Nuclear war--threat to humanity or inconvenient nuisance? In the early Sixties, you could play it both ways. In grade schools, "duck 'n' cover" drills sent kids diving under desks while singing along with an animated civil defense turtle. On The Twilight Zone, party guests, startled by word of attack, battled one another to get into a fallout shelter only to discover that--oops!--it was all a false alarm. And across the land, the abundant civil defense literature was filled with Heloiselike helpful hints--like the one advising citizens to shield themselves from deadly radiation by crawling under a car that they've filled with dirt ("You can always sweep it out").
It's no wonder people are now eager to experience a bit of nuclear-war nostalgia, particularly something as goofy as crawling into an underground crypt for a few minutes.
One of the directors of The Atomic Cafe, the acclaimed 1982 "collage movie" made up of clips from government-produced nuclear-war propaganda, has a theory on why fallout shelters have evolved from objects of perceived necessity to the morbidly humorous artifacts that they've recently become.
"We are in less danger now of having World War III than at any time since 1949, when the Russians exploded their atomic bomb," says Jayne Loader, who has become a sort of historian of Cold War culture. "So as the threat of nuclear holocaust dwindles away to practically nothing, people start to relax. They are free to laugh at the A-bomb.
"Younger people, who never experienced atomic anxiety, see the whole World War III thing as totally ridiculous," says Loader, who's also created a CD-ROM titled Public Shelter. "They cannot believe that once upon a time, people thought they could survive--and even win--an atomic war."
For Americans of a certain age, "fallout shelters definitely have a cachet," says Valley real estate agent Scott Jarson. Specializing in "architecturally unusual" homes from the Fifties and early Sixties, Jarson has over the past few years sold a handful of homes equipped with fallout shelters, primarily in older upper-income neighborhoods.
While the shelters rarely affect the appraised value of a house one way or another, Jarson points out that you can't put a price tag on their value as conversation pieces.
"Some of them can still be used for storage; others can't," he says. "But the minute someone finds out you've got a shelter on the property, they want to see it, believe me."

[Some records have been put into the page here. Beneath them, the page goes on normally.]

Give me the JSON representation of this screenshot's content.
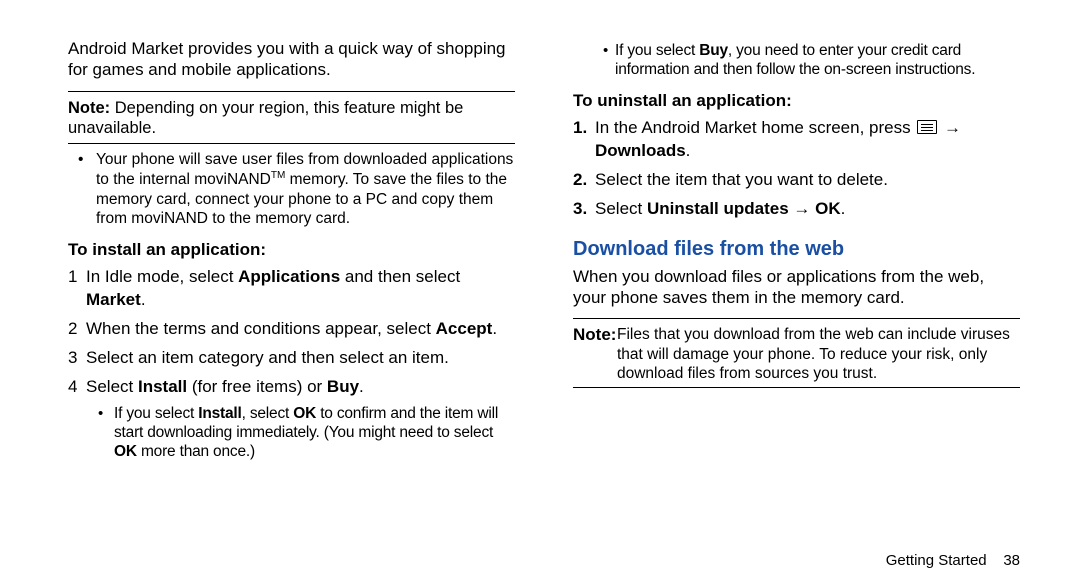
{
  "left": {
    "intro": "Android Market provides you with a quick way of shopping for games and mobile applications.",
    "note_label": "Note:",
    "note_text": " Depending on your region, this feature might be unavailable.",
    "bullet1_a": "Your phone will save user files from downloaded applications to the internal moviNAND",
    "bullet1_tm": "TM",
    "bullet1_b": " memory. To save the files to the memory card, connect your phone to a PC and copy them from moviNAND to the memory card.",
    "sub_install": "To install an application:",
    "s1_a": "In Idle mode, select ",
    "s1_b": "Applications",
    "s1_c": " and then select ",
    "s1_d": "Market",
    "s1_e": ".",
    "s2_a": "When the terms and conditions appear, select ",
    "s2_b": "Accept",
    "s2_c": ".",
    "s3": "Select an item category and then select an item.",
    "s4_a": "Select ",
    "s4_b": "Install",
    "s4_c": " (for free items) or ",
    "s4_d": "Buy",
    "s4_e": ".",
    "sb1_a": "If you select ",
    "sb1_b": "Install",
    "sb1_c": ", select ",
    "sb1_d": "OK",
    "sb1_e": " to confirm and the item will start downloading immediately. (You might need to select ",
    "sb1_f": "OK",
    "sb1_g": " more than once.)"
  },
  "right": {
    "sb2_a": "If you select ",
    "sb2_b": "Buy",
    "sb2_c": ", you need to enter your credit card information and then follow the on-screen instructions.",
    "sub_uninstall": "To uninstall an application:",
    "u1_a": "In the Android Market home screen, press ",
    "u1_arrow": " → ",
    "u1_b": "Downloads",
    "u1_c": ".",
    "u2": "Select the item that you want to delete.",
    "u3_a": "Select ",
    "u3_b": "Uninstall updates → OK",
    "u3_c": ".",
    "heading": "Download files from the web",
    "para": "When you download files or applications from the web, your phone saves them in the memory card.",
    "note_label": "Note:",
    "note_text": "Files that you download from the web can include viruses that will damage your phone. To reduce your risk, only download files from sources you trust."
  },
  "footer_text": "Getting Started",
  "footer_page": "38"
}
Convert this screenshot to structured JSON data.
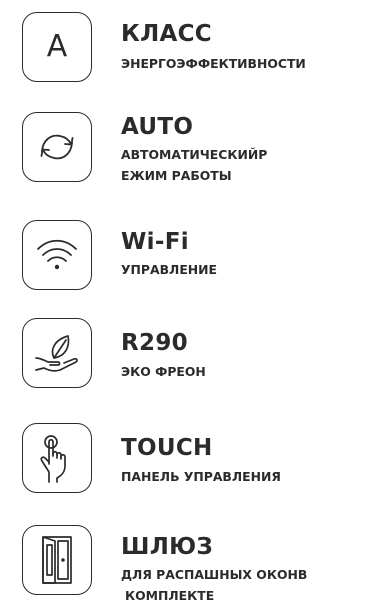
{
  "features": [
    {
      "icon": "letter-a-icon",
      "icon_text": "A",
      "title": "КЛАСС",
      "lines": [
        "ЭНЕРГОЭФФЕКТИВНОСТИ"
      ]
    },
    {
      "icon": "refresh-arrows-icon",
      "title": "AUTO",
      "lines": [
        "АВТОМАТИЧЕСКИЙР",
        "ЕЖИМ РАБОТЫ"
      ]
    },
    {
      "icon": "wifi-icon",
      "title": "Wi-Fi",
      "lines": [
        "УПРАВЛЕНИЕ"
      ]
    },
    {
      "icon": "leaf-hand-icon",
      "title": "R290",
      "lines": [
        "ЭКО ФРЕОН"
      ]
    },
    {
      "icon": "touch-hand-icon",
      "title": "TOUCH",
      "lines": [
        "ПАНЕЛЬ УПРАВЛЕНИЯ"
      ]
    },
    {
      "icon": "window-lock-icon",
      "title": "ШЛЮЗ",
      "lines": [
        "ДЛЯ РАСПАШНЫХ ОКОНВ",
        "КОМПЛЕКТЕ"
      ]
    }
  ],
  "colors": {
    "text": "#2b2b2b",
    "background": "#ffffff"
  }
}
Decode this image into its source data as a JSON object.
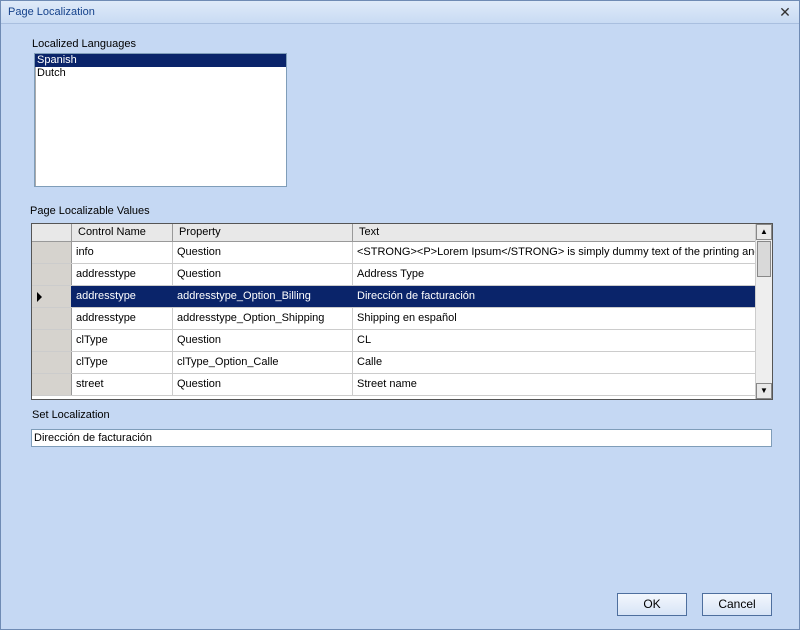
{
  "window": {
    "title": "Page Localization",
    "close_glyph": "✕"
  },
  "languages": {
    "label": "Localized Languages",
    "items": [
      {
        "label": "Spanish",
        "selected": true
      },
      {
        "label": "Dutch",
        "selected": false
      }
    ]
  },
  "values": {
    "label": "Page Localizable Values",
    "columns": [
      "Control Name",
      "Property",
      "Text"
    ],
    "rows": [
      {
        "control": "info",
        "property": "Question",
        "text": "<STRONG><P>Lorem Ipsum</STRONG> is simply dummy text of the printing and..."
      },
      {
        "control": "addresstype",
        "property": "Question",
        "text": "Address Type"
      },
      {
        "control": "addresstype",
        "property": "addresstype_Option_Billing",
        "text": "Dirección de facturación",
        "selected": true
      },
      {
        "control": "addresstype",
        "property": "addresstype_Option_Shipping",
        "text": "Shipping en español"
      },
      {
        "control": "clType",
        "property": "Question",
        "text": "CL"
      },
      {
        "control": "clType",
        "property": "clType_Option_Calle",
        "text": "Calle"
      },
      {
        "control": "street",
        "property": "Question",
        "text": "Street name"
      }
    ]
  },
  "set_localization": {
    "label": "Set Localization",
    "value": "Dirección de facturación"
  },
  "buttons": {
    "ok": "OK",
    "cancel": "Cancel"
  },
  "colors": {
    "background": "#c5d8f3",
    "selection": "#0a246a",
    "title_text": "#15428b"
  }
}
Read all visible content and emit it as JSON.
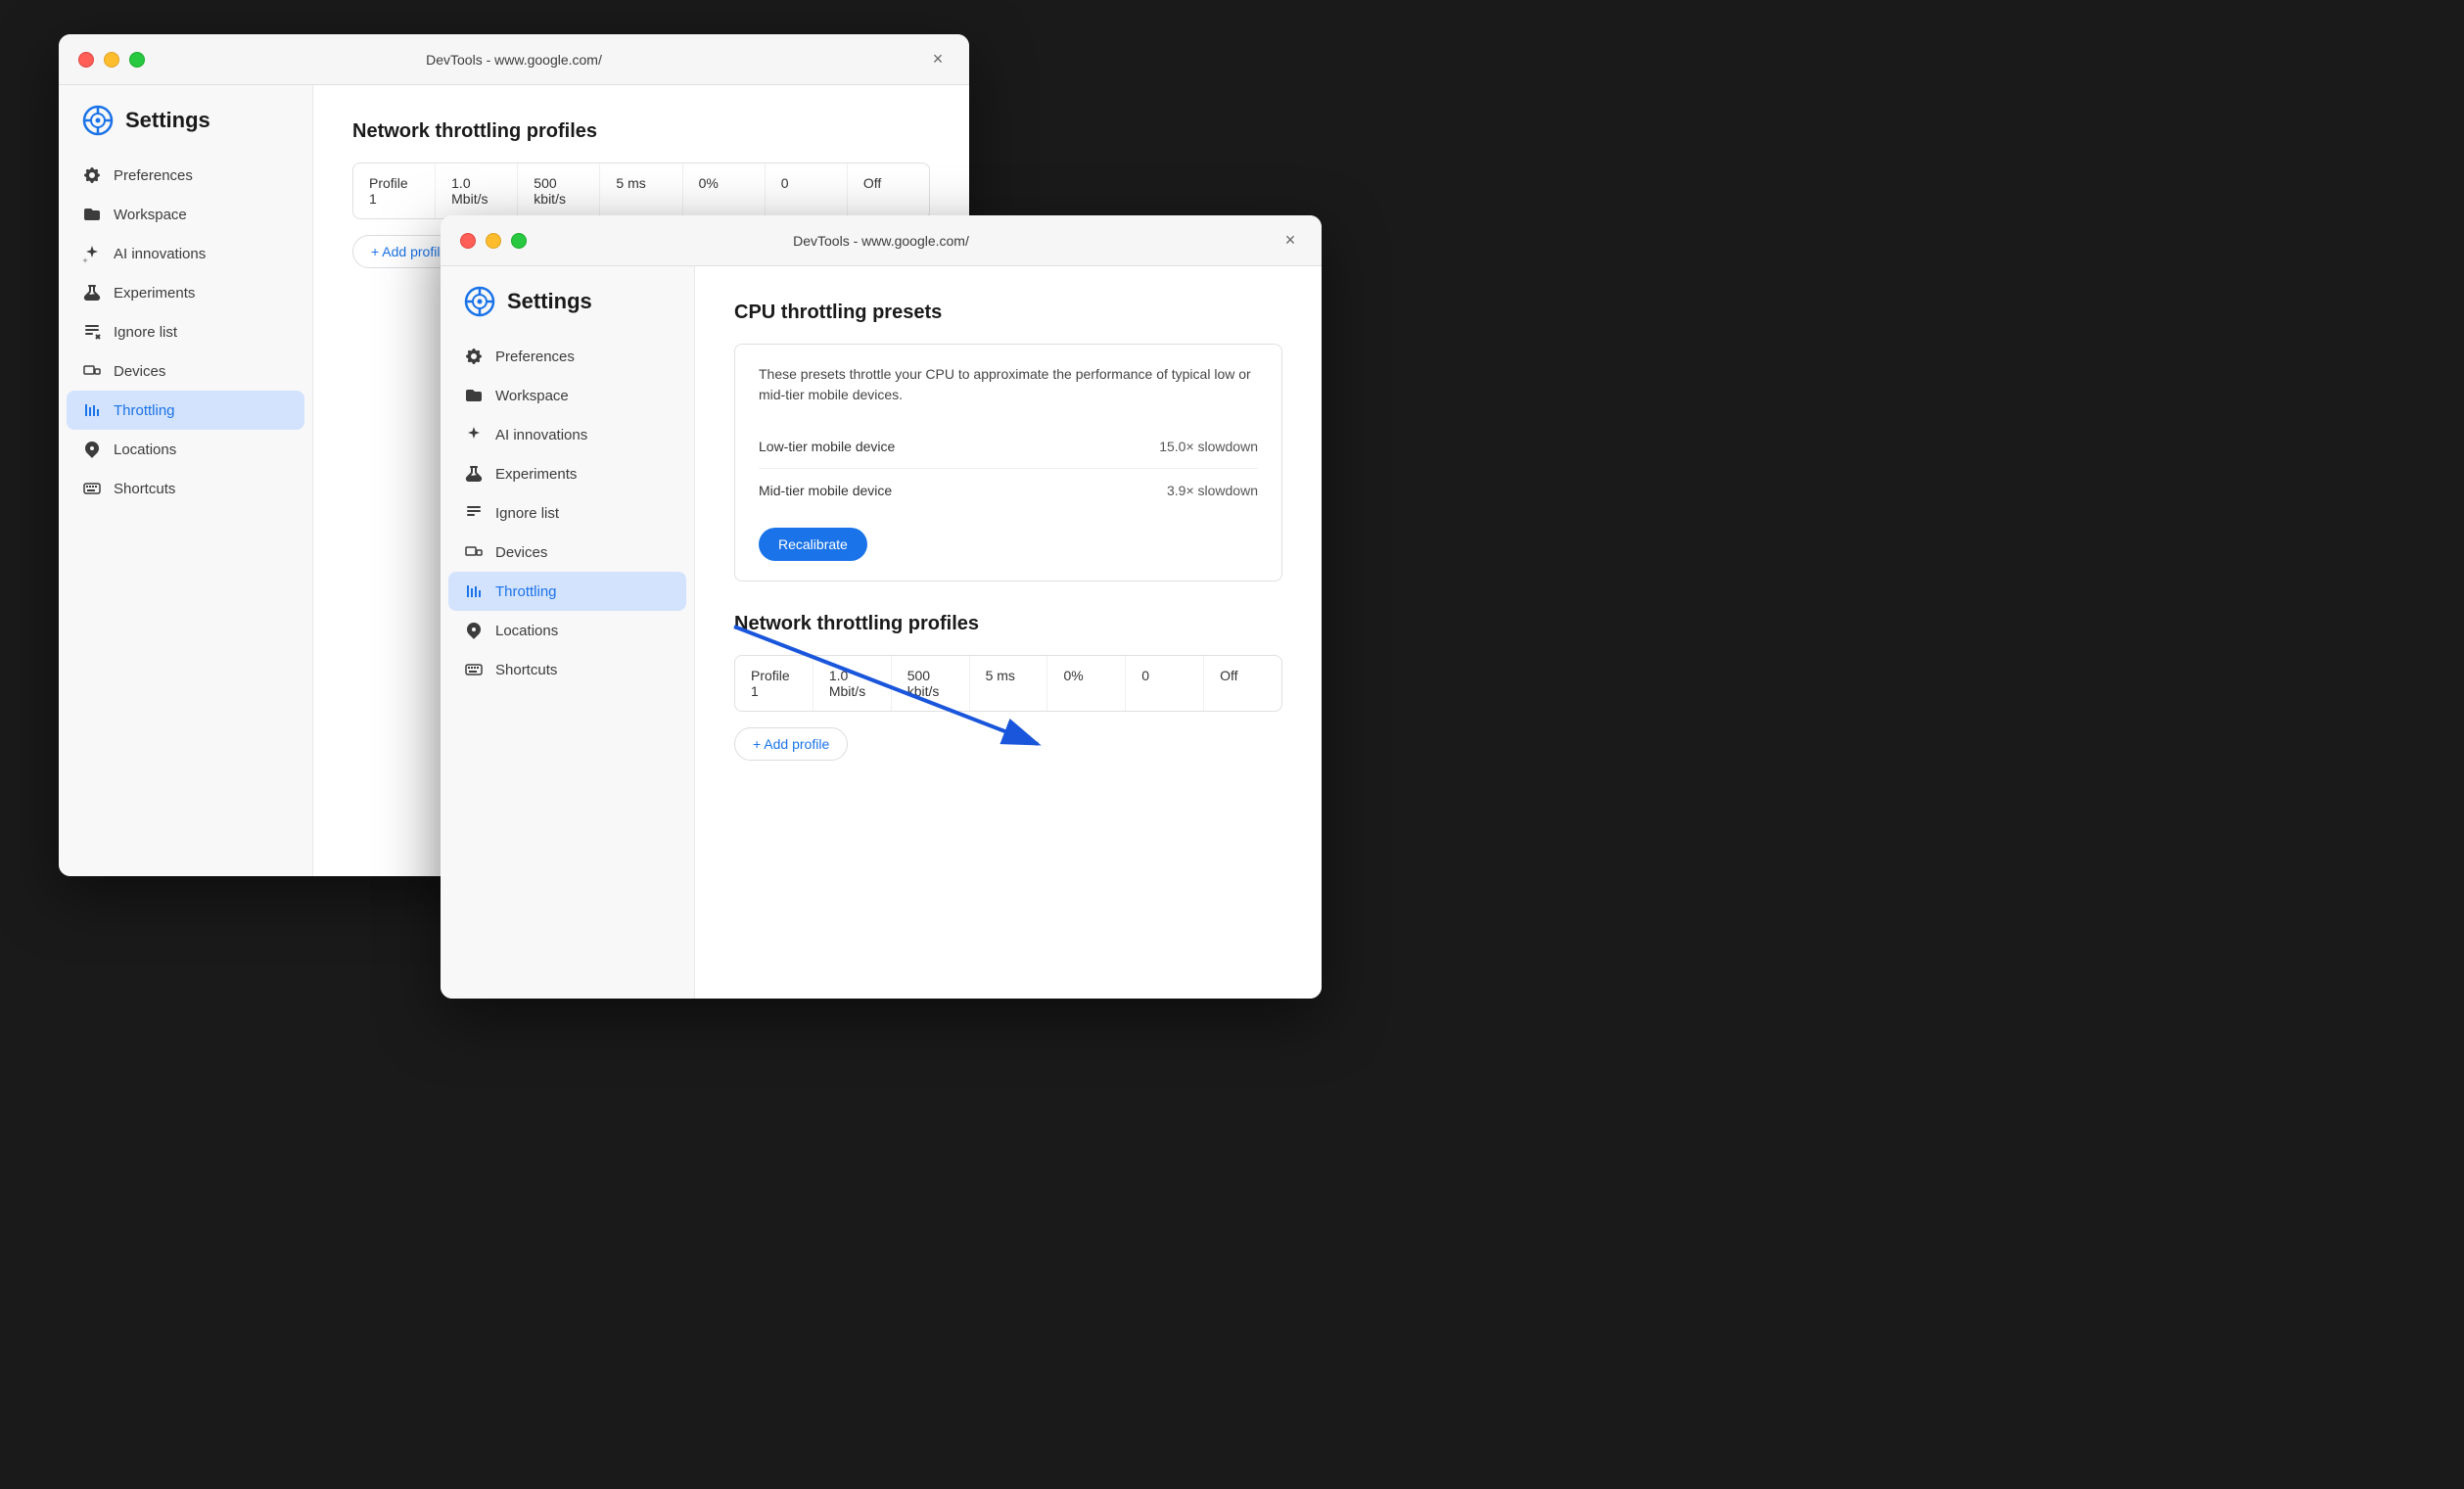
{
  "window1": {
    "title": "DevTools - www.google.com/",
    "close_label": "×",
    "settings": {
      "title": "Settings",
      "sidebar_items": [
        {
          "id": "preferences",
          "label": "Preferences",
          "icon": "gear"
        },
        {
          "id": "workspace",
          "label": "Workspace",
          "icon": "folder"
        },
        {
          "id": "ai-innovations",
          "label": "AI innovations",
          "icon": "sparkle"
        },
        {
          "id": "experiments",
          "label": "Experiments",
          "icon": "flask"
        },
        {
          "id": "ignore-list",
          "label": "Ignore list",
          "icon": "ignore"
        },
        {
          "id": "devices",
          "label": "Devices",
          "icon": "devices"
        },
        {
          "id": "throttling",
          "label": "Throttling",
          "icon": "throttle",
          "active": true
        },
        {
          "id": "locations",
          "label": "Locations",
          "icon": "pin"
        },
        {
          "id": "shortcuts",
          "label": "Shortcuts",
          "icon": "keyboard"
        }
      ]
    },
    "main": {
      "network_section_title": "Network throttling profiles",
      "network_table": {
        "columns": [
          "Profile 1",
          "1.0 Mbit/s",
          "500 kbit/s",
          "5 ms",
          "0%",
          "0",
          "Off"
        ]
      },
      "add_profile_label": "+ Add profile"
    }
  },
  "window2": {
    "title": "DevTools - www.google.com/",
    "close_label": "×",
    "settings": {
      "title": "Settings",
      "sidebar_items": [
        {
          "id": "preferences",
          "label": "Preferences",
          "icon": "gear"
        },
        {
          "id": "workspace",
          "label": "Workspace",
          "icon": "folder"
        },
        {
          "id": "ai-innovations",
          "label": "AI innovations",
          "icon": "sparkle"
        },
        {
          "id": "experiments",
          "label": "Experiments",
          "icon": "flask"
        },
        {
          "id": "ignore-list",
          "label": "Ignore list",
          "icon": "ignore"
        },
        {
          "id": "devices",
          "label": "Devices",
          "icon": "devices"
        },
        {
          "id": "throttling",
          "label": "Throttling",
          "icon": "throttle",
          "active": true
        },
        {
          "id": "locations",
          "label": "Locations",
          "icon": "pin"
        },
        {
          "id": "shortcuts",
          "label": "Shortcuts",
          "icon": "keyboard"
        }
      ]
    },
    "main": {
      "cpu_section_title": "CPU throttling presets",
      "cpu_description": "These presets throttle your CPU to approximate the performance of typical low or mid-tier mobile devices.",
      "cpu_presets": [
        {
          "label": "Low-tier mobile device",
          "value": "15.0× slowdown"
        },
        {
          "label": "Mid-tier mobile device",
          "value": "3.9× slowdown"
        }
      ],
      "recalibrate_label": "Recalibrate",
      "network_section_title": "Network throttling profiles",
      "network_table": {
        "columns": [
          "Profile 1",
          "1.0 Mbit/s",
          "500 kbit/s",
          "5 ms",
          "0%",
          "0",
          "Off"
        ]
      },
      "add_profile_label": "+ Add profile"
    }
  }
}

Like Cheri Stalmann, other Valley homeowners whose properties harbor old fallout shelters find it impossible to believe that people seriously thought they could tough it out for two weeks in the underground digs.
Describing the roomy, 400-square-foot concrete shelter beneath the patio of his northwest Phoenix home as a "heat sink," architect Richard Fairbourn says, "In the summer, it's horrible down there, just miserable."
Built by the original owner at the same time as the rest of the house, the spacious, fluorescent-lighted basement could easily double as a rec room were it not for the unrelenting heat four months out of the year. "I really don't know how [the original owner] expected anyone to survive the temperature," says Fairbourn, who has used the space for storage since he bought the house a few years ago. "I'm not so sure it wouldn't have been better to be outside during the big one."
When Beverly and Lawrence George moved into their home, also in northeast Phoenix, one of the first things they did was cover up a backyard stairwell leading down into a concrete-block shelter. While quite similar to the structure buried in Cheri Stalmann's yard, the Georges' tiny shelter has slots in the walls to accommodate makeshift bunk beds during sleeping hours.
The mother of two small children, Beverly says, "If I had to spend two weeks with those kids down there, I think I'd rather run under the bomb. People joke that if there's ever an attack, they'll come over and join us. Then they take a look and say, 'Never mind--that's okay.'"
The 20-foot-long corrugated steel culvert buried in Dr. and Mrs. Hugh Hull's backyard is probably one of the very few fallout shelters still owned by the people who installed it. According to Eleanor Hull, the shelter was built because her husband was then serving on a civil defense committee and, like other board members, was expected to set a good example.
Hull would appear to be a font of info on contemporary Sixties attitudes toward fallout shelters.
Did the neighbors think the Hulls' building a shelter was nuts? Or did they make nice, hoping they'd be invited over when the big one fell? And did Hull ever try to envision what would happen if she and her family actually had to climb down into the earth?
For some reason, however, Eleanor Hull prefers not to answer many questions surrounding the large underground pipe that might have been her temporary post-holocaust home.
"It was all so long ago," says Hull, who is considerably chattier about the shelter's peacetime uses.